From filling to fulfilling.
I remember walking the halls of a tech campus with the person who oversaw food operations, and he noted his frustration with people drooling over the multitude of free snacks. As we walked, we noticed a colleague stuffing his pockets full of the many bite-size foods offered. At the time, this type of experience was completely new in the workplace and therefore somewhat forgivable, but excess snacking was later linked to greediness and weight gain across the industry. Now, many companies like data analytics firm Appeagle still offer snacks but have transitioned to offer healthier options. The smartest companies have shifted strategy completely, with some offering rooftop vineyards and personalized gardens that encourage people to grow, harvest, eat, and share their own food.

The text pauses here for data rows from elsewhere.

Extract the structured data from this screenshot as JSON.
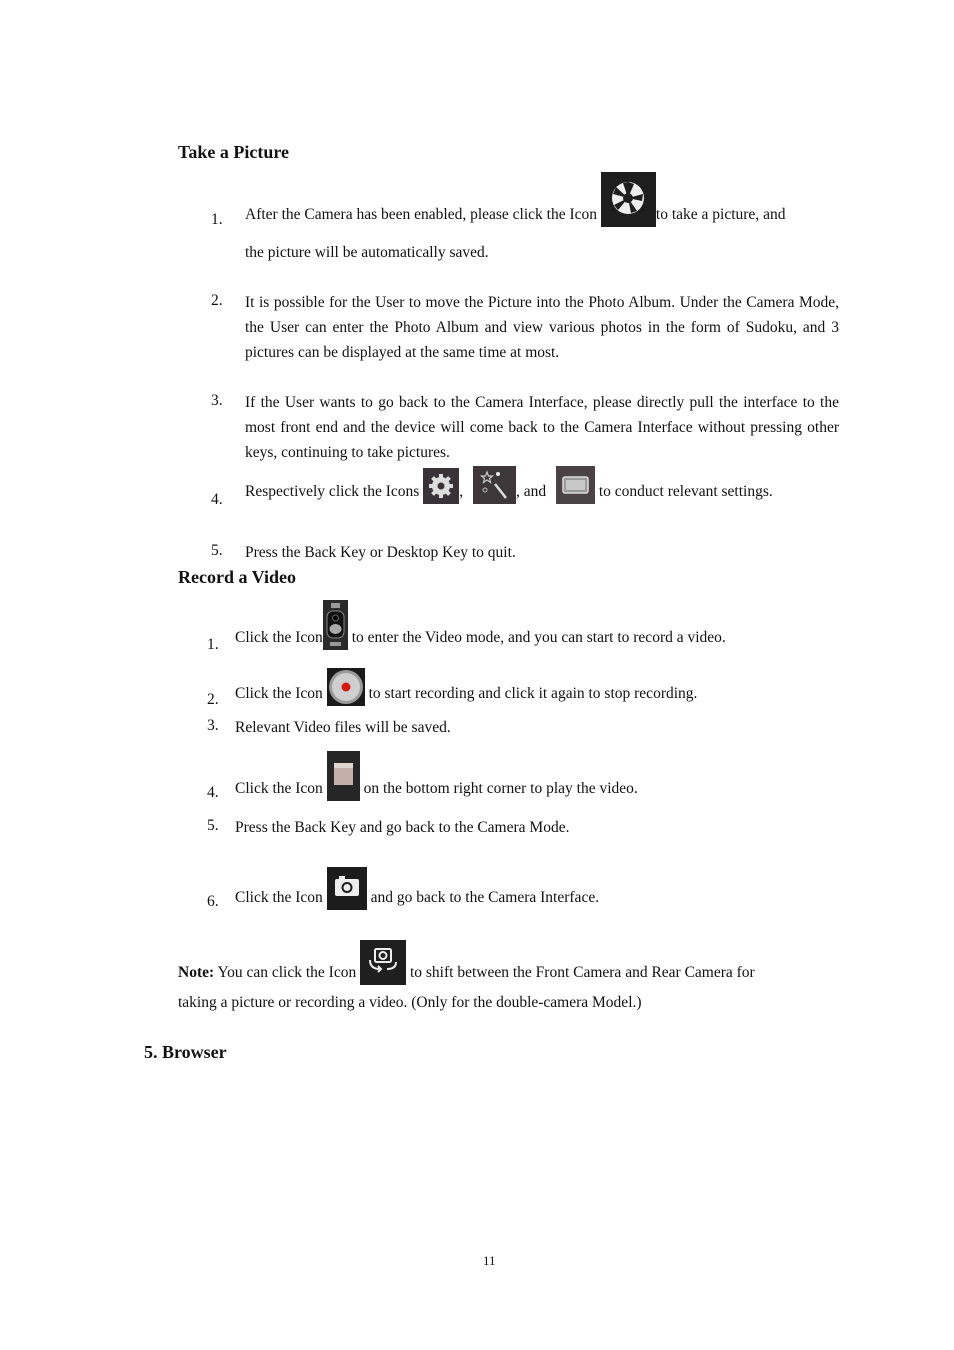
{
  "sections": {
    "take_picture": {
      "title": "Take a Picture",
      "items": [
        {
          "num": "1.",
          "before": "After the Camera has been enabled, please click the Icon ",
          "icon": "shutter-icon",
          "after": "to take a picture, and",
          "line2": "the picture will be automatically saved."
        },
        {
          "num": "2.",
          "text": "It is possible for the User to move the Picture into the Photo Album. Under the Camera Mode, the User can enter the Photo Album and view various photos in the form of Sudoku, and 3 pictures can be displayed at the same time at most."
        },
        {
          "num": "3.",
          "text": "If the User wants to go back to the Camera Interface, please directly pull the interface to the most front end and the device will come back to the Camera Interface without pressing other keys, continuing to take pictures."
        },
        {
          "num": "4.",
          "before": "Respectively click the Icons ",
          "sep1": ",",
          "sep2": ", and",
          "after": " to conduct relevant settings.",
          "icons": [
            "settings-gear-icon",
            "magic-wand-effects-icon",
            "screen-mode-icon"
          ]
        },
        {
          "num": "5.",
          "text": "Press the Back Key or Desktop Key to quit."
        }
      ]
    },
    "record_video": {
      "title": "Record a Video",
      "items": [
        {
          "num": "1.",
          "before": "Click the Icon",
          "after": "  to enter the Video mode, and you can start to record a video.",
          "icon": "camera-video-switch-icon"
        },
        {
          "num": "2.",
          "before": "Click the Icon ",
          "after": " to start recording and click it again to stop recording.",
          "icon": "record-button-icon"
        },
        {
          "num": "3.",
          "text": "Relevant Video files will be saved."
        },
        {
          "num": "4.",
          "before": "Click the Icon ",
          "after": " on the bottom right corner to play the video.",
          "icon": "video-thumbnail-icon"
        },
        {
          "num": "5.",
          "text": "Press the Back Key and go back to the Camera Mode."
        },
        {
          "num": "6.",
          "before": "Click the Icon ",
          "after": " and go back to the Camera Interface.",
          "icon": "camera-icon"
        }
      ]
    },
    "note": {
      "label": "Note:",
      "before": " You can click the Icon ",
      "after": " to shift between the Front Camera and Rear Camera for",
      "line2": "taking a picture or recording a video. (Only for the double-camera Model.)",
      "icon": "switch-camera-icon"
    },
    "browser": {
      "title": "5. Browser"
    }
  },
  "footer": {
    "page_number": "11"
  }
}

With obesity and other weight-related diseases on the rise, many companies are taking employee health into their own hands. Nearly 30 percent of companies with 5,000 or more employees now have on-site medical clinics, including on Microsoft’s main campus, and this trend is expected to continue. But holistic, preventative measures are being taken as well. Companies are introducing “winter gardens,” as research has shown simply looking at green or open space can improve overall mental health, including a reduction of stress levels and an increase in cognitive performance. Mindfulness, the hot topic of the day, is taken quite seriously by the suitably named Headspace because of its long-term, age-independent benefits.
History -- again.
During the industrial revolution, workplaces commonly featured high ceilings, daylight and fresh air, small consolations during the incredibly long workdays that eventually inspired revolts in the late 1880s. In the 1950s, drop ceilings, artificial daylight, and conditioned air were seen as new amenities -- and ironically, these amenities began to extend the workday again. Half a century later we’ve realized that better daylight, fresh air and shorter workdays are still true amenities. And they’ll remain as such until all have access to such simple staples of good health. Even moving back into urban locales, where diversity of scale and people has always been prevalent, now is considered an amenity -- as is the shortened commute that usually comes with the location. This isn’t just more convenient and environmentally-friendly, it’s healthier too, as longer commutes are linked to health problems.
What’s next? Will amenity continue to influence age or will age influence amenity?
Amenity spaces have come full-circle since the personal tech boom of the late 1970s and early ’80s changed how people viewed work. I hope we don’t lose sight of the risks taken -- and benefits uncovered -- through the whimsical and eccentric in the workplace, where the initial youthfulness of tech encouraged people to dress more comfortably, to hang out for a beer during the day, and to feel it was okay to take ping pong lessons where everyone could see. These experimental attitudes have questioned the atmosphere of the office building, where many of us will spend over half our lives. But I also sense companies understand the gravity of taking a position through what they offer their talent pool. Those concerned with employee health and office culture are maturing their work environments through experiences, not moments. And, when done right, the upside is a formula that continues to result in a win-win for all.